Yesterday, Promontoria (Oyster) Designated Activity Company v Hannon marked the first time for the court to sit in Connacht province, and the first time sitting outside a courthouse since 1932 when the court moved into the Four Courts after independence. It is the third time outside Dublin, following successful sessions in Cork and Limerick, and forms part of an effort to increase transparency about its work, and understanding of its role. Tomorrow is the turn of Fitzpatrick & anor v An Bord Pleanala & ors, in which the court will hear an appeal over whether An Bord Pleanala breached its legal obligations in the way it approved the first phase of Apple’s planned €850m data centre in Athenry, near Galway. Apple has since scrapped its plans for the project, but the court’s decision could have Europe-wide implications for similar developments in the future.
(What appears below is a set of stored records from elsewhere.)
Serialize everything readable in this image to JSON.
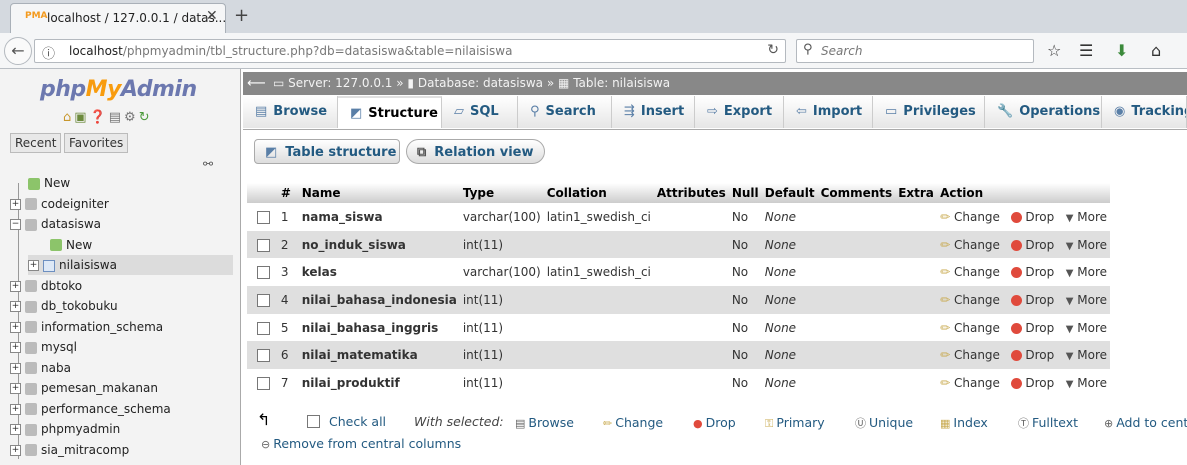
{
  "browser": {
    "tab_title": "localhost / 127.0.0.1 / datas...",
    "favicon_text": "PMA",
    "url_host": "localhost",
    "url_path": "/phpmyadmin/tbl_structure.php?db=datasiswa&table=nilaisiswa",
    "search_placeholder": "Search"
  },
  "sidebar": {
    "logo": {
      "php": "php",
      "my": "My",
      "admin": "Admin"
    },
    "tabs": [
      "Recent",
      "Favorites"
    ],
    "tree": [
      {
        "label": "New",
        "kind": "new"
      },
      {
        "label": "codeigniter",
        "kind": "db"
      },
      {
        "label": "datasiswa",
        "kind": "db-open"
      },
      {
        "label": "New",
        "kind": "new"
      },
      {
        "label": "nilaisiswa",
        "kind": "table-selected"
      },
      {
        "label": "dbtoko",
        "kind": "db"
      },
      {
        "label": "db_tokobuku",
        "kind": "db"
      },
      {
        "label": "information_schema",
        "kind": "db"
      },
      {
        "label": "mysql",
        "kind": "db"
      },
      {
        "label": "naba",
        "kind": "db"
      },
      {
        "label": "pemesan_makanan",
        "kind": "db"
      },
      {
        "label": "performance_schema",
        "kind": "db"
      },
      {
        "label": "phpmyadmin",
        "kind": "db"
      },
      {
        "label": "sia_mitracomp",
        "kind": "db"
      }
    ]
  },
  "breadcrumb": {
    "server": "Server: 127.0.0.1",
    "database": "Database: datasiswa",
    "table": "Table: nilaisiswa",
    "sep": "»"
  },
  "menu_tabs": [
    "Browse",
    "Structure",
    "SQL",
    "Search",
    "Insert",
    "Export",
    "Import",
    "Privileges",
    "Operations",
    "Tracking"
  ],
  "subtabs": {
    "table_structure": "Table structure",
    "relation_view": "Relation view"
  },
  "table": {
    "headers": [
      "#",
      "Name",
      "Type",
      "Collation",
      "Attributes",
      "Null",
      "Default",
      "Comments",
      "Extra",
      "Action"
    ],
    "rows": [
      {
        "num": "1",
        "name": "nama_siswa",
        "type": "varchar(100)",
        "collation": "latin1_swedish_ci",
        "null": "No",
        "default": "None"
      },
      {
        "num": "2",
        "name": "no_induk_siswa",
        "type": "int(11)",
        "collation": "",
        "null": "No",
        "default": "None"
      },
      {
        "num": "3",
        "name": "kelas",
        "type": "varchar(100)",
        "collation": "latin1_swedish_ci",
        "null": "No",
        "default": "None"
      },
      {
        "num": "4",
        "name": "nilai_bahasa_indonesia",
        "type": "int(11)",
        "collation": "",
        "null": "No",
        "default": "None"
      },
      {
        "num": "5",
        "name": "nilai_bahasa_inggris",
        "type": "int(11)",
        "collation": "",
        "null": "No",
        "default": "None"
      },
      {
        "num": "6",
        "name": "nilai_matematika",
        "type": "int(11)",
        "collation": "",
        "null": "No",
        "default": "None"
      },
      {
        "num": "7",
        "name": "nilai_produktif",
        "type": "int(11)",
        "collation": "",
        "null": "No",
        "default": "None"
      }
    ],
    "actions": {
      "change": "Change",
      "drop": "Drop",
      "more": "More"
    }
  },
  "bottom": {
    "check_all": "Check all",
    "with_selected": "With selected:",
    "browse": "Browse",
    "change": "Change",
    "drop": "Drop",
    "primary": "Primary",
    "unique": "Unique",
    "index": "Index",
    "fulltext": "Fulltext",
    "add_to_central": "Add to centr",
    "remove_central": "Remove from central columns"
  },
  "colors": {
    "link": "#235a81",
    "breadcrumb_bg": "#888888",
    "logo_orange": "#f89c0e",
    "logo_blue": "#6c78af"
  }
}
Catching up on the backlog
Before hearing appeals, the court published its first ever annual report, outlining the work of the court and the clearing of a backlog of cases. The court reported there was a 10 per cent increase in applications for leave to appeal filed in the supreme court office in 2018 compared to 2017. The court delivered 91 judgments last year, determined 157 applications for leave to appeal and disposed of 128 appeals. It shows that it now takes around a year for an appeal to be heard in the Supreme Court and two for a hearing in the Court of Appeal, down from a previous waiting time of five years. In his foreword to the report, chief justice Mr justice Frank Clarke, says it is hoped the work of the court inside and outside the courtroom and in Ireland and abroad can be highlighted. The televising of some judgments of the court over the past year is also part of the efforts to bring greater access to its work. The chief justice says Brexit will present unique challenges and opportunities in 2019. He points to the court’s membership of ten European and international networks and says he is confident those challenges can be met head on. The report can be found here.
UK Supreme Court
Hitting the same trend is the UK Supreme Court, which has announced it will sit in Cardiff for the first time this summer. The court will sit in the Ty Hywel building in the National Assembly for hearings from 22 to 25 July, whilst the assembly is in recess. Lady Hale, president of the Supreme Court, will be joined by deputy president Lord Reed, Lord Lloyd-Jones, Lord Sales and Lord Thomas of Cwmgiedd. The court sat in Scotland in 2017 and Northern Ireland in 2018, hearing cases that were specifically relevant to those nations. The caseload includes a case significant for the legal profession, Edwards on behalf of the Estate of the late Arthur Watkins (Respondent) v Hugh James Ford Simey Solicitors. Justices will decide to what extent a court should admit evidence obtained after the date the original solicitors’ negligence claim settled, and in what circumstances is the principle of full compensation engaged. As usual, the cases will also be live-streamed so others can still watch too.'